[Dataset rows for apps and sites]
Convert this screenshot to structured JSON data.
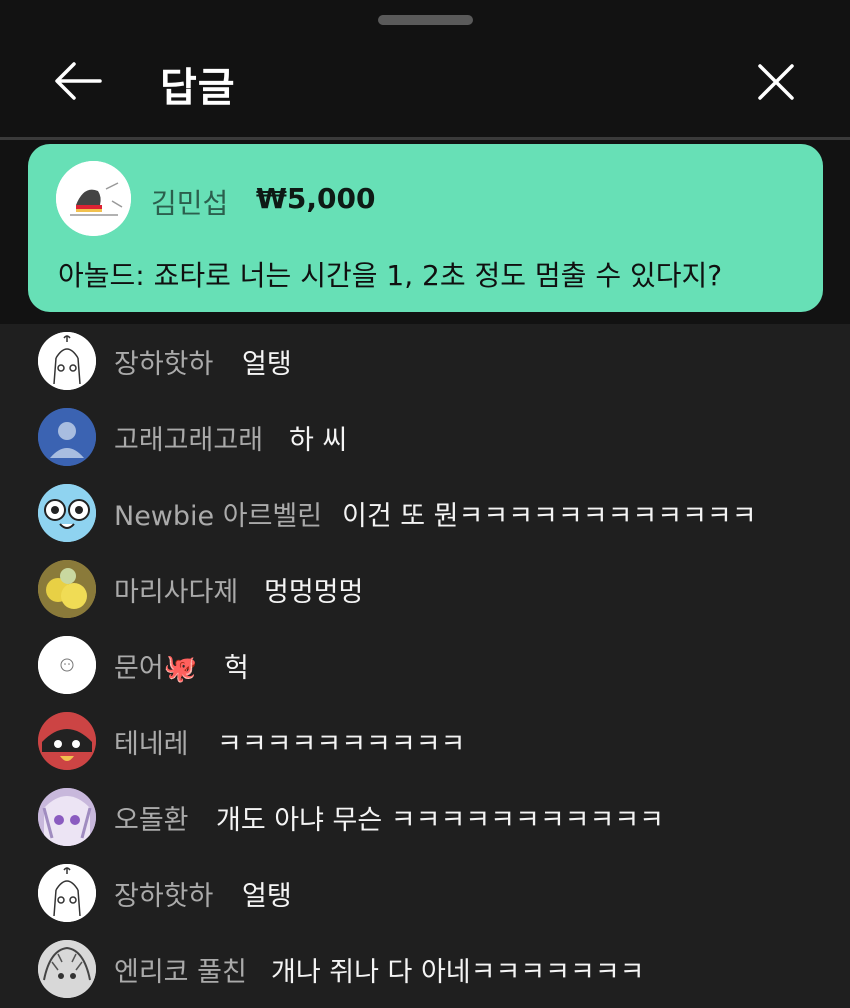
{
  "header": {
    "title": "답글"
  },
  "super_chat": {
    "author": "김민섭",
    "amount": "₩5,000",
    "message": "아놀드: 죠타로 너는 시간을 1, 2초 정도 멈출 수 있다지?",
    "card_color": "#67e0b6"
  },
  "replies": [
    {
      "author": "장하핫하",
      "message": "얼탱"
    },
    {
      "author": "고래고래고래",
      "message": "하 씨"
    },
    {
      "author": "Newbie 아르벨린",
      "message": "이건 또 뭔ㅋㅋㅋㅋㅋㅋㅋㅋㅋㅋㅋㅋ"
    },
    {
      "author": "마리사다제",
      "message": "멍멍멍멍"
    },
    {
      "author": "문어🐙",
      "message": "헉"
    },
    {
      "author": "테네레",
      "message": "ㅋㅋㅋㅋㅋㅋㅋㅋㅋㅋ"
    },
    {
      "author": "오돌환",
      "message": "개도 아냐 무슨 ㅋㅋㅋㅋㅋㅋㅋㅋㅋㅋㅋ"
    },
    {
      "author": "장하핫하",
      "message": "얼탱"
    },
    {
      "author": "엔리코 풀친",
      "message": "개나 쥐나 다 아네ㅋㅋㅋㅋㅋㅋㅋ"
    }
  ]
}
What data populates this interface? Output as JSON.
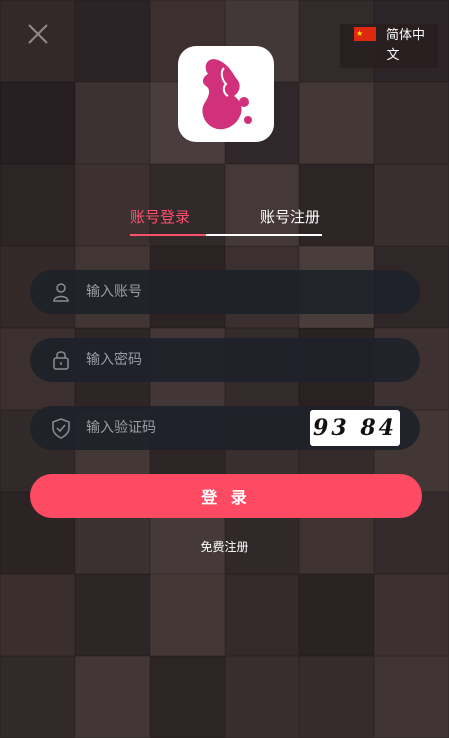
{
  "language": {
    "label_line1": "简体中",
    "label_line2": "文",
    "flag": "china-flag-icon"
  },
  "tabs": {
    "login": "账号登录",
    "register": "账号注册"
  },
  "fields": {
    "account_placeholder": "输入账号",
    "password_placeholder": "输入密码",
    "captcha_placeholder": "输入验证码",
    "captcha_image_text": "93 84"
  },
  "actions": {
    "login": "登 录",
    "free_register": "免费注册"
  },
  "colors": {
    "accent": "#ff4a63",
    "field_bg": "#1e222a",
    "background": "#3a2a2c"
  }
}
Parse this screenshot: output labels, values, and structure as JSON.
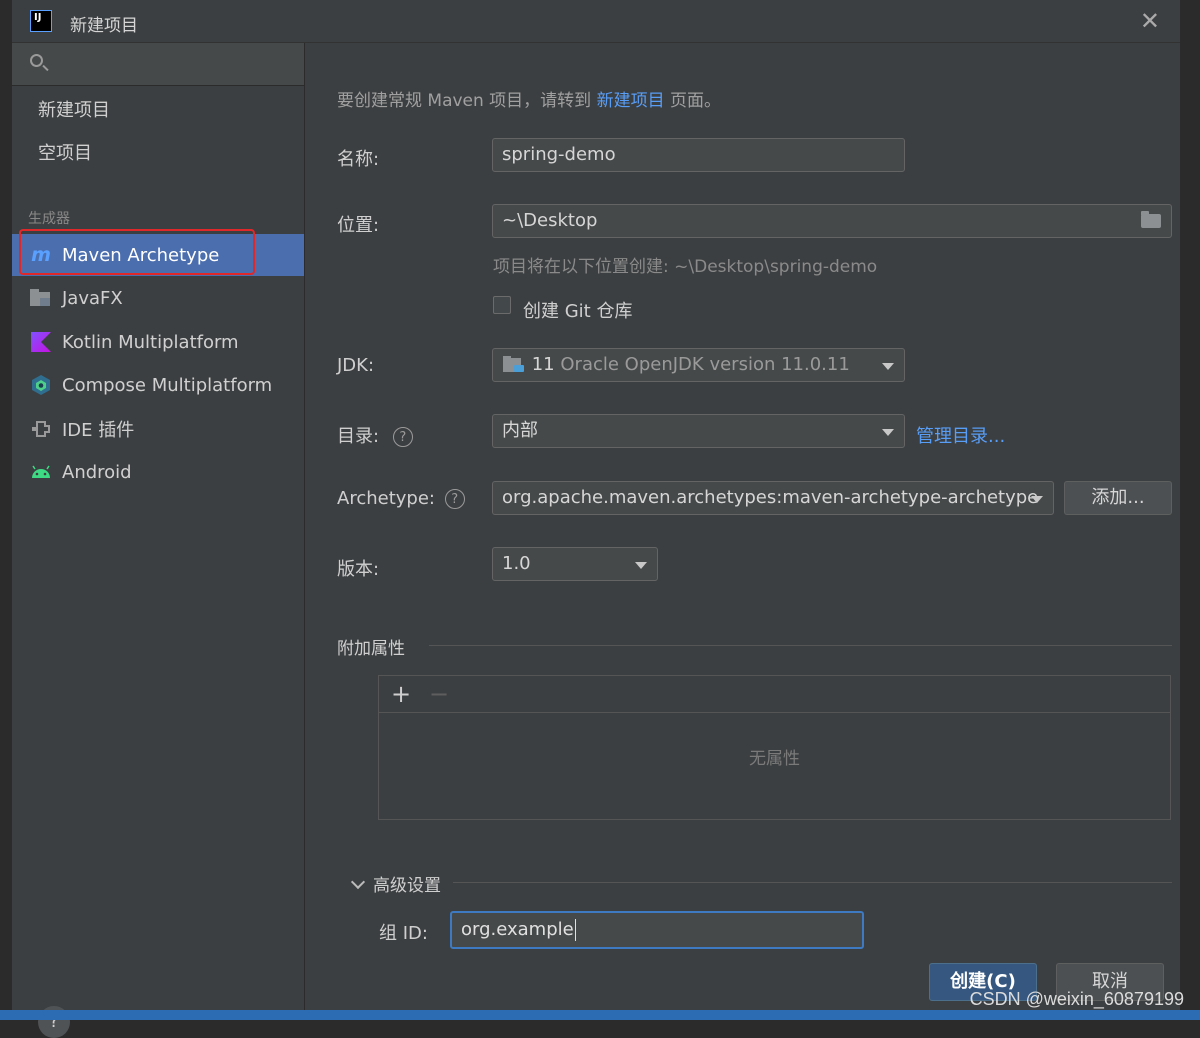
{
  "dialog": {
    "title": "新建项目",
    "close_glyph": "✕"
  },
  "sidebar": {
    "search_placeholder": "",
    "top_items": [
      {
        "label": "新建项目"
      },
      {
        "label": "空项目"
      }
    ],
    "section_label": "生成器",
    "generator_items": [
      {
        "label": "Maven Archetype",
        "icon": "maven-icon",
        "selected": true
      },
      {
        "label": "JavaFX",
        "icon": "javafx-icon"
      },
      {
        "label": "Kotlin Multiplatform",
        "icon": "kotlin-icon"
      },
      {
        "label": "Compose Multiplatform",
        "icon": "compose-icon"
      },
      {
        "label": "IDE 插件",
        "icon": "plugin-icon"
      },
      {
        "label": "Android",
        "icon": "android-icon"
      }
    ],
    "help_label": "?"
  },
  "main": {
    "hint_before": "要创建常规 Maven 项目，请转到 ",
    "hint_link": "新建项目",
    "hint_after": " 页面。",
    "name_label": "名称:",
    "name_value": "spring-demo",
    "location_label": "位置:",
    "location_value": "~\\Desktop",
    "location_hint": "项目将在以下位置创建: ~\\Desktop\\spring-demo",
    "git_label": "创建 Git 仓库",
    "git_checked": false,
    "jdk_label": "JDK:",
    "jdk_version_num": "11",
    "jdk_value": "Oracle OpenJDK version 11.0.11",
    "catalog_label": "目录:",
    "catalog_value": "内部",
    "catalog_link": "管理目录...",
    "archetype_label": "Archetype:",
    "archetype_value": "org.apache.maven.archetypes:maven-archetype-archetype",
    "add_button": "添加...",
    "version_label": "版本:",
    "version_value": "1.0",
    "props_section": "附加属性",
    "props_plus": "+",
    "props_minus": "−",
    "props_empty": "无属性",
    "advanced_section": "高级设置",
    "group_id_label": "组 ID:",
    "group_id_value": "org.example"
  },
  "footer": {
    "create_button": "创建(C)",
    "cancel_button": "取消",
    "watermark": "CSDN @weixin_60879199"
  },
  "colors": {
    "dialog_bg": "#3c3f41",
    "selection": "#4b6eaf",
    "link": "#589df6",
    "highlight_border": "#e0282a",
    "primary_button": "#365880"
  }
}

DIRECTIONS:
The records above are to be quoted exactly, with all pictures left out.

RESPONSE TO THIS TASK:
Convert this screenshot to structured JSON data.
{
  "header": {
    "title": "답글"
  },
  "super_chat": {
    "author": "김민섭",
    "amount": "₩5,000",
    "message": "아놀드: 죠타로 너는 시간을 1, 2초 정도 멈출 수 있다지?",
    "card_color": "#67e0b6"
  },
  "replies": [
    {
      "author": "장하핫하",
      "message": "얼탱"
    },
    {
      "author": "고래고래고래",
      "message": "하 씨"
    },
    {
      "author": "Newbie 아르벨린",
      "message": "이건 또 뭔ㅋㅋㅋㅋㅋㅋㅋㅋㅋㅋㅋㅋ"
    },
    {
      "author": "마리사다제",
      "message": "멍멍멍멍"
    },
    {
      "author": "문어🐙",
      "message": "헉"
    },
    {
      "author": "테네레",
      "message": "ㅋㅋㅋㅋㅋㅋㅋㅋㅋㅋ"
    },
    {
      "author": "오돌환",
      "message": "개도 아냐 무슨 ㅋㅋㅋㅋㅋㅋㅋㅋㅋㅋㅋ"
    },
    {
      "author": "장하핫하",
      "message": "얼탱"
    },
    {
      "author": "엔리코 풀친",
      "message": "개나 쥐나 다 아네ㅋㅋㅋㅋㅋㅋㅋ"
    }
  ]
}
What data populates this interface? Output as JSON.
{
  "language": {
    "label_line1": "简体中",
    "label_line2": "文",
    "flag": "china-flag-icon"
  },
  "tabs": {
    "login": "账号登录",
    "register": "账号注册"
  },
  "fields": {
    "account_placeholder": "输入账号",
    "password_placeholder": "输入密码",
    "captcha_placeholder": "输入验证码",
    "captcha_image_text": "93 84"
  },
  "actions": {
    "login": "登 录",
    "free_register": "免费注册"
  },
  "colors": {
    "accent": "#ff4a63",
    "field_bg": "#1e222a",
    "background": "#3a2a2c"
  }
}
Parse this screenshot: output labels, values, and structure as JSON.
{
  "dialog": {
    "title": "新建项目",
    "close_glyph": "✕"
  },
  "sidebar": {
    "search_placeholder": "",
    "top_items": [
      {
        "label": "新建项目"
      },
      {
        "label": "空项目"
      }
    ],
    "section_label": "生成器",
    "generator_items": [
      {
        "label": "Maven Archetype",
        "icon": "maven-icon",
        "selected": true
      },
      {
        "label": "JavaFX",
        "icon": "javafx-icon"
      },
      {
        "label": "Kotlin Multiplatform",
        "icon": "kotlin-icon"
      },
      {
        "label": "Compose Multiplatform",
        "icon": "compose-icon"
      },
      {
        "label": "IDE 插件",
        "icon": "plugin-icon"
      },
      {
        "label": "Android",
        "icon": "android-icon"
      }
    ],
    "help_label": "?"
  },
  "main": {
    "hint_before": "要创建常规 Maven 项目，请转到 ",
    "hint_link": "新建项目",
    "hint_after": " 页面。",
    "name_label": "名称:",
    "name_value": "spring-demo",
    "location_label": "位置:",
    "location_value": "~\\Desktop",
    "location_hint": "项目将在以下位置创建: ~\\Desktop\\spring-demo",
    "git_label": "创建 Git 仓库",
    "git_checked": false,
    "jdk_label": "JDK:",
    "jdk_version_num": "11",
    "jdk_value": "Oracle OpenJDK version 11.0.11",
    "catalog_label": "目录:",
    "catalog_value": "内部",
    "catalog_link": "管理目录...",
    "archetype_label": "Archetype:",
    "archetype_value": "org.apache.maven.archetypes:maven-archetype-archetype",
    "add_button": "添加...",
    "version_label": "版本:",
    "version_value": "1.0",
    "props_section": "附加属性",
    "props_plus": "+",
    "props_minus": "−",
    "props_empty": "无属性",
    "advanced_section": "高级设置",
    "group_id_label": "组 ID:",
    "group_id_value": "org.example"
  },
  "footer": {
    "create_button": "创建(C)",
    "cancel_button": "取消",
    "watermark": "CSDN @weixin_60879199"
  },
  "colors": {
    "dialog_bg": "#3c3f41",
    "selection": "#4b6eaf",
    "link": "#589df6",
    "highlight_border": "#e0282a",
    "primary_button": "#365880"
  }
}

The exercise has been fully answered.